Frank Gore has been the lead back for the San Francisco 49ers for what seems like an eternity. It’s his 10th season in the Bay Area, and he’s been as consistent as can be for the 49ers. But with over 10,000 yards and 60 touchdowns in his career, fans have to figure he won’t be playing on Sundays for a whole lot longer.
When the 49ers drafted Ohio State running back Carlos Hyde with the 57th overall pick in the 2014 NFL Draft, he seemed to be the heir apparent to replace Gore once he retires. Let's dive into that backfield situation.
Production Thus Far
Through the first seven games of the year, the production from Gore and Hyde has been pretty atrocious. Among running backs with at least 20 carries, both San Francisco running backs rank in the bottom 20 in Net Expected Points. NEP is numberFire’s very own metric that measures how much a player puts his team in a better position to score each time they touch the ball. To learn more about NEP and numberFire’s metrics, head over to our glossary.
|Player||Rushing NEP||Rushing NEP Rank||Total NEP||Total NEP Rank|
|Frank Gore||-11.03||70th (of 77)||-5.00||64th (of 77)|
|Carlos Hyde||-7.58||62nd (of 77)||-10.29||74th (of 77)|
These statistics show that, between the two running backs, they've accounted for a loss of over 18 expected points this season once they touch the ball. That’s not looking good for what people expected to be a nice complementary running back committee.
Although Gore’s NEP numbers don’t look great, he is still average 4.1 yards per carry with 423 yards on 102 attempts this season, which is good for 24th in the league among the 55 qualified running backs. Hyde, however, ranks 49th in the same category, only averaging 3.4 yards.
One outstanding positive about Hyde, though, deals with his yards after contact. He has five or more yards after contact on 20.8% of his carries, which leads the entire NFL. If the 49ers start feeding him the ball more, he may be able to take advantage of that and put up some bigger numbers.
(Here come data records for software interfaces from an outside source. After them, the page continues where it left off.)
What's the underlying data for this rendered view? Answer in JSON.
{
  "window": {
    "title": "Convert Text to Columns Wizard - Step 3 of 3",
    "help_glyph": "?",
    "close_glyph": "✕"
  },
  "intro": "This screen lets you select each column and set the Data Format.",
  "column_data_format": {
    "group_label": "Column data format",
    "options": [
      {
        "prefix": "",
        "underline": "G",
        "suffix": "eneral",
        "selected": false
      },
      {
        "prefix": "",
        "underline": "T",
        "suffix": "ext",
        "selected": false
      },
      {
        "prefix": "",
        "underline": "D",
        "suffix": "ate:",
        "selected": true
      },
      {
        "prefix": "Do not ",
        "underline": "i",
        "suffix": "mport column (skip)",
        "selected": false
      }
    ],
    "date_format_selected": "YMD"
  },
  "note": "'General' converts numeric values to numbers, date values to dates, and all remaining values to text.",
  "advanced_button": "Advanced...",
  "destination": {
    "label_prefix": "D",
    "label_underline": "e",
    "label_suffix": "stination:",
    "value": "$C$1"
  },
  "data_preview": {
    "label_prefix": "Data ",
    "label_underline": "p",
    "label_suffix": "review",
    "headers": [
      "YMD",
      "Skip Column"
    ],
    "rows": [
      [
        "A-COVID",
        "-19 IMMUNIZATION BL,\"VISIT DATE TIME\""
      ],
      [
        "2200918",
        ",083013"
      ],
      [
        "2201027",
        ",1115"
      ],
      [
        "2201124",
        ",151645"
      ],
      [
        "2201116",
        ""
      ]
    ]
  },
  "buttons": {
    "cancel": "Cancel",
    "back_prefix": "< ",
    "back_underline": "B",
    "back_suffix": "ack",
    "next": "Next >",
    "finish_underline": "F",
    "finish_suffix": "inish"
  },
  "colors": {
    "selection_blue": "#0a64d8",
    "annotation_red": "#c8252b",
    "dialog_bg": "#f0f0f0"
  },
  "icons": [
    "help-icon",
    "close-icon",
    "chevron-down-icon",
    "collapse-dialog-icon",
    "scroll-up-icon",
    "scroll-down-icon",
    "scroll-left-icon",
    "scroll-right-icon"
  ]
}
If we take a look at the remaining games on the San Francisco schedule, it doesn’t bode too well for the running backs. Of the last nine games, six of the defenses ranking in the top half of the league in Adjusted Defensive Rushing NEP (adjusted for strength of schedule), and all but one of their opponents are ranked in the top 19.
|Opponent||Adjusted Defensive Rushing NEP Rank|
|St. Louis Rams||11th|
|New Orleans Saints||24th|
|New York Giants||18th|
|San Diego Chargers||19th|
What to Do in Fantasy Football
So far in standard scoring leagues, Gore has ranked 25th among running backs in scoring, making him a low-end RB2 or flex option. Hyde has ranked 56th, which puts him on the bench or on the waiver wire in most leagues.
If you take a look at numberFire’s remaining year running back projections, you will see Gore and Hyde projected to finish in about the same spot they are in now. Gore is ranked one spot higher at 24th (72.07 projected fantasy points), and Hyde is in the exact same position at 56th with 35.88 projected fantasy points.
If San Francisco stops relying on quarterback Colin Kaepernick and going away from the running game (1.20 pass-to-run ratio this year versus 0.90 last year), both Gore and Hyde may be able to improve their numbers. But as it stands, they both seem like their production will stay about what it has been thus far. Gore should continue to be the main guy and produce RB2 or flex numbers, while Hyde should continue to ride your bench or even cut in smaller leagues. His value seems limited and should only be a starter if Gore gets injured and is out for a significant amount of time.